Posttraumatic stress disorder can be hard to spot in kids after natural or manmade disasters.

They may not understand that intrusive thoughts, panic attacks, and other symptoms are problems that can be addressed, and are unlikely to mention them.

As a result, parents, teachers, and others often underestimate children’s distress levels and overestimate their resilience. One way around the problem is to ask children how they’re doing, and probe for signs of trouble. It helps to let them know that PTSD and adjustment problems are normal after a frightening event, and to teach them how to anticipate and cope with PTSD triggers.

That’s just a small fraction of the useful advice in new guidance from the American Academy of Pediatrics on the psychosocial support of children and families after disasters, published online Sept. 14 (Pediatrics. 2015 Sept. 14. doi:10.1542/peds.2015-2861).

“Children are particularly vulnerable to the effects of disasters and other traumatic events because of a lack of experience, skills, and resources to be able to independently meet their developmental, socioemotional, mental, and behavioral health needs,” said the authors, led by Dr. David Schonfeld of St. Christopher’s Hospital for Children, and Thomas Demaria, Ph.D ., of Long Island (N.Y.) University.

Mental health triage should come right after medical stabilization. Dissociative symptoms; extreme confusion or inability to concentrate or make even simple decisions; intense fear, anxiety, panic, helplessness, or horror; depression at the time of the event; uncontrollable and intense grief; suicidal ideation; and marked somatization are among the warning signs that kids are in trouble.

Psychiatric medications to blunt such reactions are usually the wrong call. “Children need to develop an understanding of the event and learn to express and cope with their reactions.” If medication does seem necessary, its best to let an expert in childhood trauma make the decision, the authors said.

Dismissing children’s concerns is a mistake. “In reality, if children feel worried, then they are worried. Telling them that they should not be worried is usually ineffective.” It’s also a mistake to avoid talking about grief for fear of making it worse.

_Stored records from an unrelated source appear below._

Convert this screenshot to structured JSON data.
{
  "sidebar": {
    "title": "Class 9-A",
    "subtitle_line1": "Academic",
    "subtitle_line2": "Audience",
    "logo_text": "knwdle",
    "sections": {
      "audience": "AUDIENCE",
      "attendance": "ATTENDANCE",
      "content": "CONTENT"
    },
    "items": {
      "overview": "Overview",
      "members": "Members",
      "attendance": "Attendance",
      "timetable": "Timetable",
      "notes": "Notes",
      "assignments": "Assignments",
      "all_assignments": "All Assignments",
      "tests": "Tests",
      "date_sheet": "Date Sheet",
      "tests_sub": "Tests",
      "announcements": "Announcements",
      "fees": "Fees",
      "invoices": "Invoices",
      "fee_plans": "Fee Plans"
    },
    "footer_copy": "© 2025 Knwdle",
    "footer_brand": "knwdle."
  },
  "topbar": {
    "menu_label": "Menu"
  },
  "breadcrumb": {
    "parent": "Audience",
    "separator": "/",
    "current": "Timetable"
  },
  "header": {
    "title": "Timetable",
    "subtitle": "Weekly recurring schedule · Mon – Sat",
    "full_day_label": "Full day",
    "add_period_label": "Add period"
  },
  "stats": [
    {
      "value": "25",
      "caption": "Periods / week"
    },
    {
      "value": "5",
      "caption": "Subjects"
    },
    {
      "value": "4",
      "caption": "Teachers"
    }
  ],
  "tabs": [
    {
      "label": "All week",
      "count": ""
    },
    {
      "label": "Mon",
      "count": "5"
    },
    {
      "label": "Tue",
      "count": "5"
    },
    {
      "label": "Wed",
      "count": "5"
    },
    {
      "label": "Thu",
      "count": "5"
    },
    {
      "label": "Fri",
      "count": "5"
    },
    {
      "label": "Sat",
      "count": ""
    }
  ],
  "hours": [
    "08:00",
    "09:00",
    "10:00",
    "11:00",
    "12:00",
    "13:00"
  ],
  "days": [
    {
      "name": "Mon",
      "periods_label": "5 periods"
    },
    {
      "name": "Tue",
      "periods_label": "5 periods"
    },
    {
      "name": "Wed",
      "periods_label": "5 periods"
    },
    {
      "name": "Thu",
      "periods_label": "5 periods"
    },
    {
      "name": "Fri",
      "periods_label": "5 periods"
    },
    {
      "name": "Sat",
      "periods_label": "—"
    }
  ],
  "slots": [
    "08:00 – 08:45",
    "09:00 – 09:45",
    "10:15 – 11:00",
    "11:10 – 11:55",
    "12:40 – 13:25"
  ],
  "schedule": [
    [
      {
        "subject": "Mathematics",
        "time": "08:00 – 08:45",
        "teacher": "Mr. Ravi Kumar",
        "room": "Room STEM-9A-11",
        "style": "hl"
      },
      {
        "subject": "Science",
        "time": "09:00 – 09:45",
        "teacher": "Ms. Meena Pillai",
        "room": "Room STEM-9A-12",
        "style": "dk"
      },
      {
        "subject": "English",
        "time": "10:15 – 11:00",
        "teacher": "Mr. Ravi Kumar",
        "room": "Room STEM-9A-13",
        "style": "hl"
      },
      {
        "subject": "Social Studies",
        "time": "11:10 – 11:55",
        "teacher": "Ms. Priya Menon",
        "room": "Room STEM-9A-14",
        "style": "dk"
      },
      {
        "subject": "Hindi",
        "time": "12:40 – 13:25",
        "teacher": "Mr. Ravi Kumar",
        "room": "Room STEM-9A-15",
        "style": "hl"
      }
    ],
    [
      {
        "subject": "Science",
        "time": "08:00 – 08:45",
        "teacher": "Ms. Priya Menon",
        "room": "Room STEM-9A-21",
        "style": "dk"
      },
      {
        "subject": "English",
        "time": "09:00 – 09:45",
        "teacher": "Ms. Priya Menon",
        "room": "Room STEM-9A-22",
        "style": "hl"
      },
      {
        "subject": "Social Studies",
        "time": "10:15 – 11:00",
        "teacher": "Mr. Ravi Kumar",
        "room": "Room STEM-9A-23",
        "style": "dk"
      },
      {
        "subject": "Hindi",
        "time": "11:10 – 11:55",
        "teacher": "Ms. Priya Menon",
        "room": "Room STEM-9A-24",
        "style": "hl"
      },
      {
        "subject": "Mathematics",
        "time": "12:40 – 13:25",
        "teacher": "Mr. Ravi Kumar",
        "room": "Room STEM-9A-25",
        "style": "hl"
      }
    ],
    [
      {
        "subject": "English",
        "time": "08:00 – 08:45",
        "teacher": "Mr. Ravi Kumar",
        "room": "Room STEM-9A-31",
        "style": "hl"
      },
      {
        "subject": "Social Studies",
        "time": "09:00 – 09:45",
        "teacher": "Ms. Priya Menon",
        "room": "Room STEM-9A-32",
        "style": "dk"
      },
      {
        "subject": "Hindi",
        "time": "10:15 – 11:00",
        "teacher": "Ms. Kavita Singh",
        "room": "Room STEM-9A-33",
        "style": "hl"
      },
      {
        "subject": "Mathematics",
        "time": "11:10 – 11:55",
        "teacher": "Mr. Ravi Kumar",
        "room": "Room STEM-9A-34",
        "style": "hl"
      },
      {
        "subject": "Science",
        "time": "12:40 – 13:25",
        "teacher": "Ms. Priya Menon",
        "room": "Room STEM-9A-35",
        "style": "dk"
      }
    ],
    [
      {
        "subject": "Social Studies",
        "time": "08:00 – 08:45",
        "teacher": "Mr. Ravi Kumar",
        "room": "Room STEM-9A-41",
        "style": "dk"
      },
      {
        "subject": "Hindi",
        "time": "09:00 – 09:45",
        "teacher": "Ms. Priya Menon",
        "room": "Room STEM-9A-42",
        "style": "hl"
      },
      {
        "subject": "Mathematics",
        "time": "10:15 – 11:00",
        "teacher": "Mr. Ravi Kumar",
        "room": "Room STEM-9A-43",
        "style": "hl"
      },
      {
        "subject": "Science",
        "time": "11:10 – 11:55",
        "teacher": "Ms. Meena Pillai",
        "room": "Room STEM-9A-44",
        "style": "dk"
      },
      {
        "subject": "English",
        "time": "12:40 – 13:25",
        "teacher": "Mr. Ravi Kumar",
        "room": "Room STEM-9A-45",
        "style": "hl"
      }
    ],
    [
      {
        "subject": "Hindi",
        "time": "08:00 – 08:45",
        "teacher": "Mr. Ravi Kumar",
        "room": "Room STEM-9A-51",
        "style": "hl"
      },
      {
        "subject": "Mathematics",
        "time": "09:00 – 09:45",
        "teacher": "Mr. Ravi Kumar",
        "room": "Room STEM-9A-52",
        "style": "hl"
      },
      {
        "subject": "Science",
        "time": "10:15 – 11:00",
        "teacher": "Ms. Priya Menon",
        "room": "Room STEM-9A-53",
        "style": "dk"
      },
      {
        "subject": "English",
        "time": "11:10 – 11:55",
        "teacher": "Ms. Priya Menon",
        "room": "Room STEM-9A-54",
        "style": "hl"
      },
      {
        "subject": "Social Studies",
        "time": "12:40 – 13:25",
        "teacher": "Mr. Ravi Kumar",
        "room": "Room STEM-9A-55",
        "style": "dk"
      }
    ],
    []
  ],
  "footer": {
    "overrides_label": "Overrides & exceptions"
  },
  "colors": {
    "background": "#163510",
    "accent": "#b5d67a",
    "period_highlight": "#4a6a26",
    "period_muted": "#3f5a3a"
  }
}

Children’s “distress is caused by the reaction to the death itself, rather than any question or invitation to talk. Talking may provide some relief if not coerced. Avoiding discussion is rarely helpful and often isolates children at a time when they are most in need of support and assistance,” they said.

Simple, basic facts about the event – as long as they’re not graphic or overwhelming – will help children make sense of what they’ve been through, and reassurance that things will eventually be okay can be healing. Kids also have to know that the situation isn’t their fault, and how to cope with it.

Parents can share how they’re upset about losing their home, for instance, but then discuss how talking to another trusted adult, getting exercise, meditating, and helping others makes them feel better. Pediatricians can boost spirits by saying something like “the tornado created a big mess, but we are pulling together as a community” or “living in a shelter with all the other children in the neighborhood must have been a real adventure,” the authors said.

Having children contribute to food drives or draw hopeful pictures for victims in the hospital can help them regain a sense of control and usefulness. Resuming their routines as soon as possible will also help bring back a sense of normalcy.

Bereavement counseling is in order when children are struggling with the loss of a loved one, and cognitive behavioral therapy for kids with PTSD.